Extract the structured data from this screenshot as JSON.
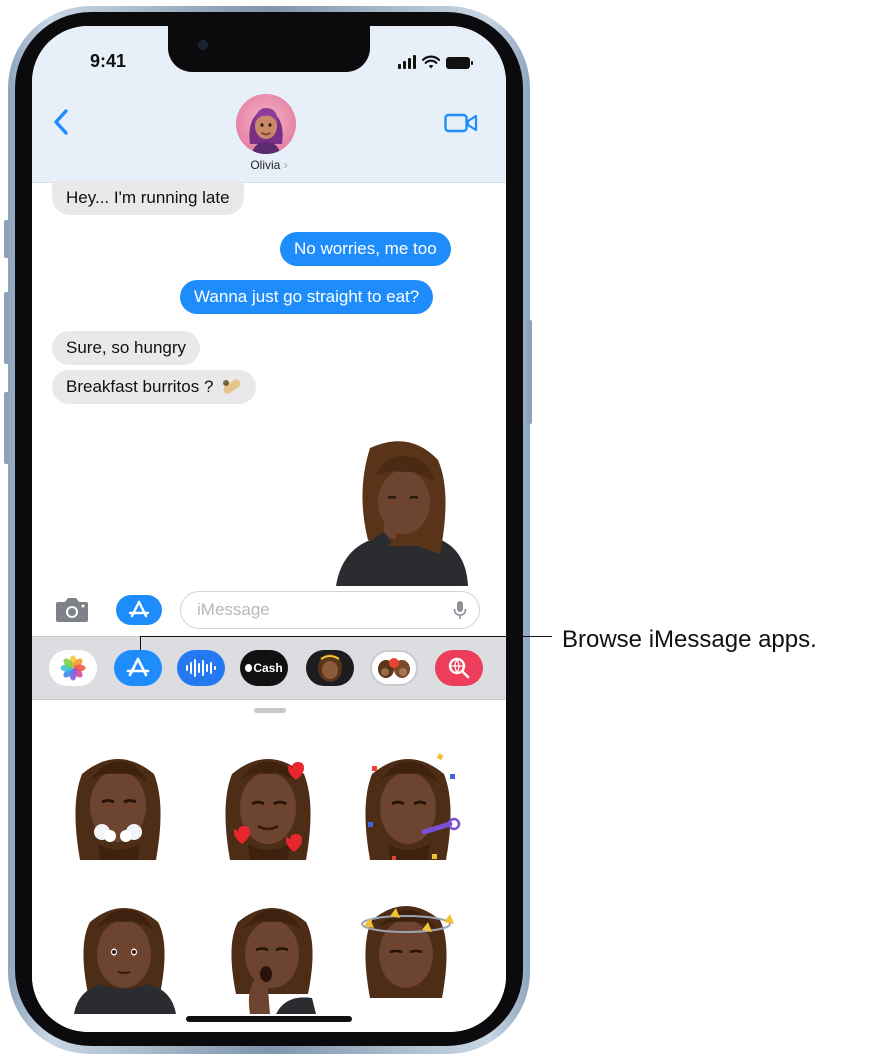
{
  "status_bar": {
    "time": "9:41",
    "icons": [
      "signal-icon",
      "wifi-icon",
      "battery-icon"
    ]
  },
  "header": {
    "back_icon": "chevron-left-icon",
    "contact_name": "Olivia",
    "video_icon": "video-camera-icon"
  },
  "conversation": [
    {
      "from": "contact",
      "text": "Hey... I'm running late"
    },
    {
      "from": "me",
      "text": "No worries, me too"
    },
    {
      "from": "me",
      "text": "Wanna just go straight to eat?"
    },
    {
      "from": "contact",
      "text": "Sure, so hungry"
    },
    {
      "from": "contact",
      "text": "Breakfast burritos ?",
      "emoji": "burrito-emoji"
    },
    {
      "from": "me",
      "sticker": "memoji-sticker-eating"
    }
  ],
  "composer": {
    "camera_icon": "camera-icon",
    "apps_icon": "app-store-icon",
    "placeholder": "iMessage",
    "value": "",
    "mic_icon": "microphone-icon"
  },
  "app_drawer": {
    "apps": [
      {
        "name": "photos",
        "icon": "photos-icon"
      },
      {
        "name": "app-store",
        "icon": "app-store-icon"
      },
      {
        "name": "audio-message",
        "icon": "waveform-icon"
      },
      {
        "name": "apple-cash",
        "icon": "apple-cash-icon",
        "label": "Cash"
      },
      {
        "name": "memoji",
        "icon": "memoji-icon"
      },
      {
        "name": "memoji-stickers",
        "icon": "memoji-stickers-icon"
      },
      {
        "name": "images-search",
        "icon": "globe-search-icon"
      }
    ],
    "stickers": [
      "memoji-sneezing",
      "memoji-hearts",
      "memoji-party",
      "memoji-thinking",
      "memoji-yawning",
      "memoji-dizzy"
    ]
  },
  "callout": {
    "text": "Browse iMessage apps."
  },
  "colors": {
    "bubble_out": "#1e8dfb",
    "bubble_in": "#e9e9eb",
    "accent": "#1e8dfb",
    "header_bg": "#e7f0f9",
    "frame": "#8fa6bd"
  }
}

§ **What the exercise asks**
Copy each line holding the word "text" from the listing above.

§ **Output below**
      "text": "Hey... I'm running late"
      "text": "No worries, me too"
      "text": "Wanna just go straight to eat?"
      "text": "Sure, so hungry"
      "text": "Breakfast burritos ?",
    "text": "Browse iMessage apps."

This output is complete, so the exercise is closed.